Dallas came to Denver dreaming of stealing one game to finally put the Nuggets under some duress in these playoffs, after they throttled banged-up New Orleans in what amounted to a five-game sweep. The Mavs are instead forced to spend the next three off days, thanks to an unusually long break until Saturday's Game 3, trying to convince themselves that the extra time off will heal Howard so they can come back from two crunch-time pummelings.

The Mavericks' ball movement was much better, Terry looked a little bit more like the NBA's newly minted Sixth Man Award winner with 21 hard-to-get points, and Denver's six-deep assortment of Dirk defenders failed to stop Nowitzki from totaling 35 points and nine boards. On a night when the Mavs uncharacteristically clanked seven free throws through the first three quarters, they even became the first team this postseason to crack the 100-point barrier against the Nuggets.

Without a win here, though, Dallas wasn't going to be able to test its theory that Denver's first dose of adversity in 2009 might lead to the some of the in-house volatility that Karl's team was known for pre-Chauncey.

"This is a team that was an expert in being volatile," Karl confirmed.

Yet you also wondered on this night whether it's unfair to these Nuggets to keep waiting for the implosion. It just might be that these Nuggets, with Chauncey, can be just like Houston. Or more.

A greater threat to the Lakers than even the Nuggets believed, in other words, now that the pressure of getting out of the first round has been lifted.

Billups has historically struggled to find his offense when guarded by Kidd, but he finally managed to work himself free in Game 2 to splash home four 3s in the second half. Karl, though, didn't want to talk about any of that.
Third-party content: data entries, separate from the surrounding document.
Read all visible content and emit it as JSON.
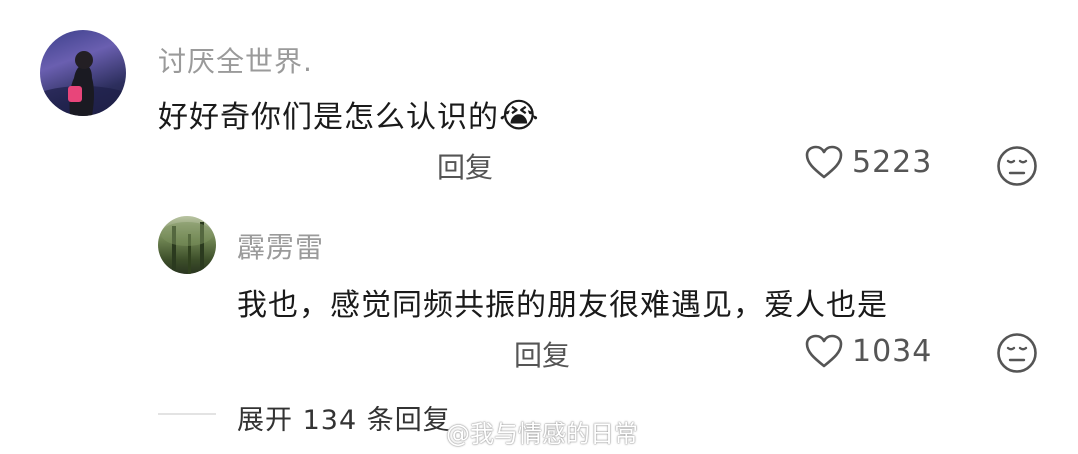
{
  "comments": [
    {
      "username": "讨厌全世界.",
      "text": "好好奇你们是怎么认识的",
      "emoji": "😭",
      "reply_label": "回复",
      "likes": "5223"
    },
    {
      "username": "霹雳雷",
      "text": "我也，感觉同频共振的朋友很难遇见，爱人也是",
      "reply_label": "回复",
      "likes": "1034"
    }
  ],
  "expand_replies": "展开 134 条回复",
  "watermark": "@我与情感的日常"
}
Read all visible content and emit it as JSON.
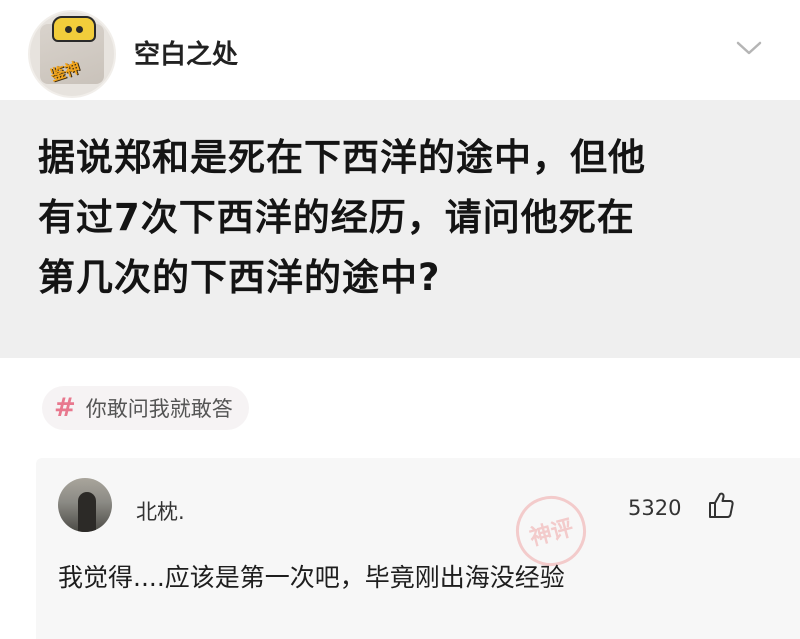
{
  "header": {
    "username": "空白之处",
    "avatar_badge": "鉴神"
  },
  "question": {
    "lines": [
      "据说郑和是死在下西洋的途中，但他",
      "有过7次下西洋的经历，请问他死在",
      "第几次的下西洋的途中?"
    ]
  },
  "topic": {
    "label": "你敢问我就敢答"
  },
  "comment": {
    "author": "北枕.",
    "likes": "5320",
    "text": "我觉得....应该是第一次吧，毕竟刚出海没经验",
    "watermark": "神评"
  },
  "colors": {
    "question_bg": "#efefef",
    "topic_icon": "#e8788e",
    "comment_bg": "#f7f7f7"
  }
}
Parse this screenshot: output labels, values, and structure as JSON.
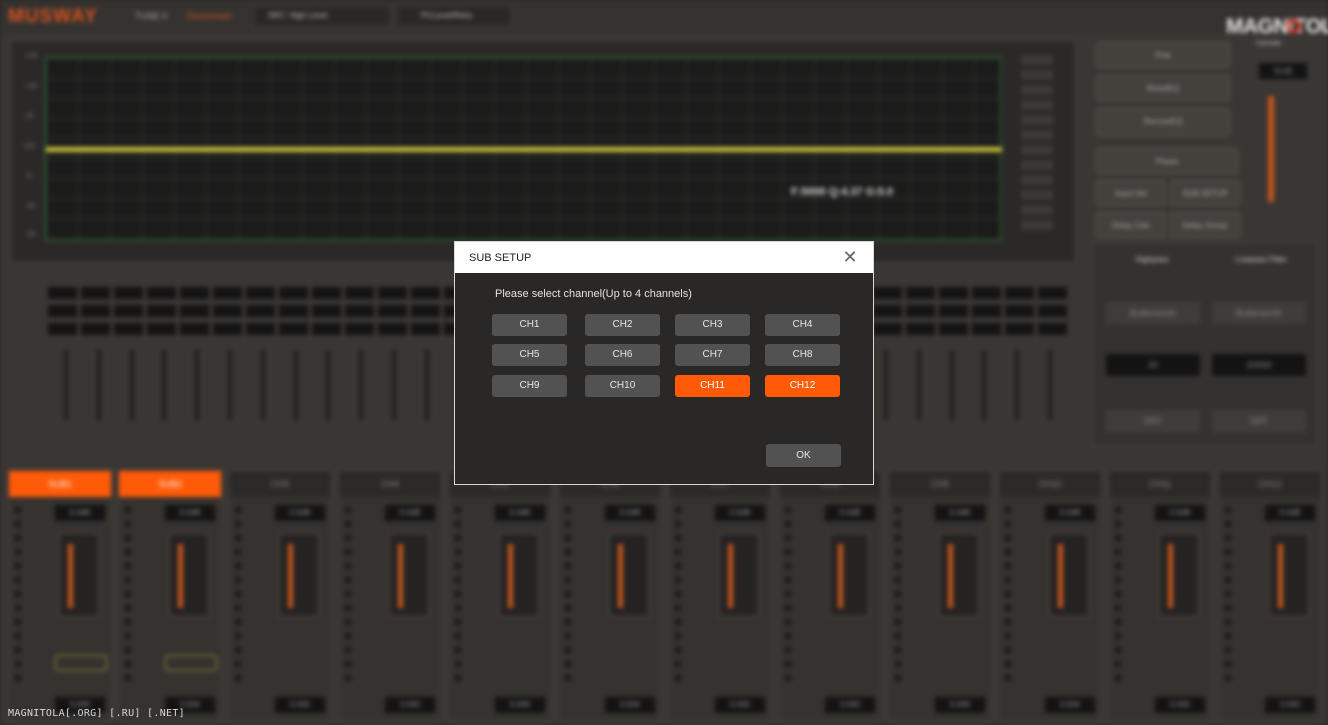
{
  "background": {
    "logo": "MUSWAY",
    "logo_sub": "TUNE II",
    "logo_link": "Disconnect",
    "input_select": "SRC: High Level",
    "preset_select": "PCLevel/Retry",
    "graph_readout": "F:5000 Q:4.37 G:0.0",
    "y_ticks": [
      "+15",
      "+10",
      "+5",
      "0.0",
      "-5",
      "-10",
      "-15"
    ],
    "right_buttons": [
      "Pink",
      "ResetEQ",
      "RecoveEQ",
      "Phase",
      "Input Sel",
      "SUB SETUP",
      "Delay Calc",
      "Delay Group"
    ],
    "filter_tabs": [
      "Highpass",
      "Lowpass Filter"
    ],
    "filter_type": [
      "Butterworth",
      "Butterworth"
    ],
    "filter_freq": [
      "20",
      "20000"
    ],
    "filter_slope": [
      "OFF",
      "OFF"
    ],
    "master_label": "SUB",
    "channels": [
      {
        "label": "SUB1",
        "active": true,
        "gain": "0.0dB",
        "value": "0.000"
      },
      {
        "label": "SUB2",
        "active": true,
        "gain": "0.0dB",
        "value": "0.000"
      },
      {
        "label": "CH3",
        "active": false,
        "gain": "0.0dB",
        "value": "0.000"
      },
      {
        "label": "CH4",
        "active": false,
        "gain": "0.0dB",
        "value": "0.000"
      },
      {
        "label": "CH5",
        "active": false,
        "gain": "0.0dB",
        "value": "0.000"
      },
      {
        "label": "CH6",
        "active": false,
        "gain": "0.0dB",
        "value": "0.000"
      },
      {
        "label": "CH7",
        "active": false,
        "gain": "0.0dB",
        "value": "0.000"
      },
      {
        "label": "CH8",
        "active": false,
        "gain": "0.0dB",
        "value": "0.000"
      },
      {
        "label": "CH9",
        "active": false,
        "gain": "0.0dB",
        "value": "0.000"
      },
      {
        "label": "CH10",
        "active": false,
        "gain": "0.0dB",
        "value": "0.000"
      },
      {
        "label": "CH11",
        "active": false,
        "gain": "0.0dB",
        "value": "0.000"
      },
      {
        "label": "CH12",
        "active": false,
        "gain": "0.0dB",
        "value": "0.000"
      }
    ]
  },
  "watermark": {
    "brand": "MAGNITOLA",
    "brand_sub": "CarAudio",
    "footer": "MAGNITOLA[.ORG] [.RU] [.NET]"
  },
  "dialog": {
    "title": "SUB SETUP",
    "close_glyph": "✕",
    "prompt": "Please select channel(Up to 4 channels)",
    "channels": [
      {
        "label": "CH1",
        "selected": false
      },
      {
        "label": "CH2",
        "selected": false
      },
      {
        "label": "CH3",
        "selected": false
      },
      {
        "label": "CH4",
        "selected": false
      },
      {
        "label": "CH5",
        "selected": false
      },
      {
        "label": "CH6",
        "selected": false
      },
      {
        "label": "CH7",
        "selected": false
      },
      {
        "label": "CH8",
        "selected": false
      },
      {
        "label": "CH9",
        "selected": false
      },
      {
        "label": "CH10",
        "selected": false
      },
      {
        "label": "CH11",
        "selected": true
      },
      {
        "label": "CH12",
        "selected": true
      }
    ],
    "ok_label": "OK",
    "accent_color": "#ff5a08"
  }
}
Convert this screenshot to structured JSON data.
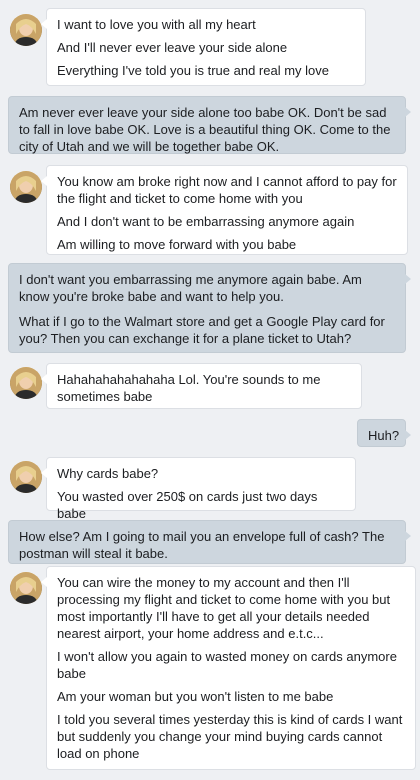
{
  "messages": [
    {
      "from": "them",
      "lines": [
        "I want to love you with all my heart",
        "And I'll never ever leave your side alone",
        "Everything I've told you is true and real my love"
      ]
    },
    {
      "from": "me",
      "lines": [
        "Am never ever leave your side alone too babe OK. Don't be sad to fall in love babe OK. Love is a beautiful thing OK. Come to the city of Utah and we will be together babe OK."
      ]
    },
    {
      "from": "them",
      "lines": [
        "You know am broke right now and I cannot afford to pay for the flight and ticket to come home with you",
        "And I don't want to be embarrassing anymore again",
        "Am willing to move forward with you babe"
      ]
    },
    {
      "from": "me",
      "lines": [
        "I don't want you embarrassing me anymore again babe. Am know you're broke babe and want to help you.",
        "What if I go to the Walmart store and get a Google Play card for you? Then you can exchange it for a plane ticket to Utah?"
      ]
    },
    {
      "from": "them",
      "lines": [
        "Hahahahahahahaha Lol. You're sounds to me sometimes babe"
      ]
    },
    {
      "from": "me",
      "lines": [
        "Huh?"
      ]
    },
    {
      "from": "them",
      "lines": [
        "Why cards babe?",
        "You wasted over 250$ on cards just two days babe"
      ]
    },
    {
      "from": "me",
      "lines": [
        "How else? Am I going to mail you an envelope full of cash? The postman will steal it babe."
      ]
    },
    {
      "from": "them",
      "lines": [
        "You can wire the money to my account and then I'll processing my flight and ticket to come home with you but most importantly I'll have to get all your details needed nearest airport, your home address and e.t.c...",
        "I won't allow you again to wasted money on cards anymore babe",
        "Am your woman but you won't listen to me babe",
        "I told you several times yesterday this is kind of cards I want but suddenly you change your mind buying cards cannot load on phone"
      ]
    }
  ]
}
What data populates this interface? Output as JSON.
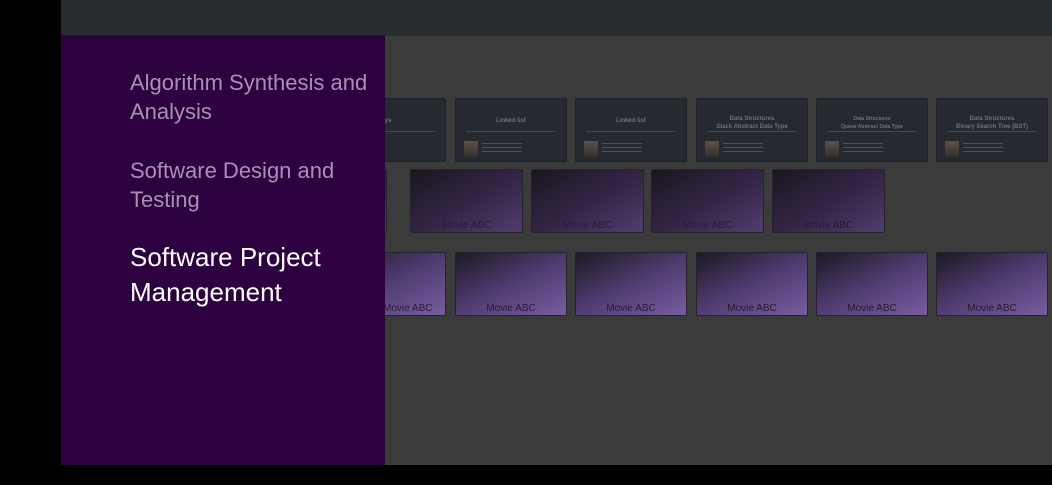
{
  "drawer": {
    "items": [
      {
        "label": "Algorithm Synthesis and Analysis",
        "selected": false
      },
      {
        "label": "Software Design and Testing",
        "selected": false
      },
      {
        "label": "Software Project Management",
        "selected": true
      }
    ]
  },
  "rows": {
    "lectures": [
      {
        "title": "rays"
      },
      {
        "title": "Linked list"
      },
      {
        "title": "Linked list"
      },
      {
        "title": "Data Structures\nStack Abstract Data Type"
      },
      {
        "title": "Data Structures\nQueue Abstract Data Type"
      },
      {
        "title": "Data Structures\nBinary Search Tree (BST)"
      }
    ],
    "posters_row2": [
      {
        "label": "Movie ABC"
      },
      {
        "label": "Movie ABC"
      },
      {
        "label": "Movie ABC"
      },
      {
        "label": "Movie ABC"
      }
    ],
    "posters_row3": [
      {
        "label": "Movie ABC"
      },
      {
        "label": "Movie ABC"
      },
      {
        "label": "Movie ABC"
      },
      {
        "label": "Movie ABC"
      },
      {
        "label": "Movie ABC"
      },
      {
        "label": "Movie ABC"
      }
    ]
  },
  "colors": {
    "drawer_bg": "#2d0040",
    "active_text": "#ffffff",
    "inactive_text": "#a892b4"
  }
}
He raved again about the defense Denver got off the bench from Chris Andersen and Anthony Carter and marveled at Nene's ability to find "the hole in the window" every time he goes inside, but spent much of his postgame address thanking the Nuggets' hometown hero for what he's done to balance Denver's wild side with some steadiness.

"You don't understand how good he is running the team," Karl said.

"He's the head coach a lot."

To do so back in Denver, winning every game by double digits after all the grind of all those uglyball years in Detroit, Billups admits even he's getting caught up in the hoopla.

As Billups said after finding out that no team in NBA history has ever posted a higher average scoring margin (21.0 points) after seven playoff games: "It's like a storybook, man."

"They have every reason to be thrilled," Carlisle said. "They've really done whatever they've wanted this whole playoffs. I can understand why they're pleased."

Be advised that Carlisle made that observation on the morning of Game 2, hours before he would see Kidd's clutch triple at the halftime buzzer -- as well as some flashes of effectiveness from new starter Antoine Wright and energetic backup center Ryan Hollins -- wind up providing no insulation from Howard's early exit. Or the uncomfortable serenade at the end from the Denver chanters.

"I think it's a top-five building right now," Karl said of the so-called Can, which will soon be housing a final-four team unless the Mavericks can beat the NBA's foremost front-runners four times in five games.

Marc Stein is the senior NBA writer for ESPN.com. To e-mail him, click here.

Marc Stein | email

Senior Writer, ESPN.com
• Senior NBA writer for ESPN.com
• Began covering the NBA in 1993-94
• Also covered soccer, tennis and the Olympics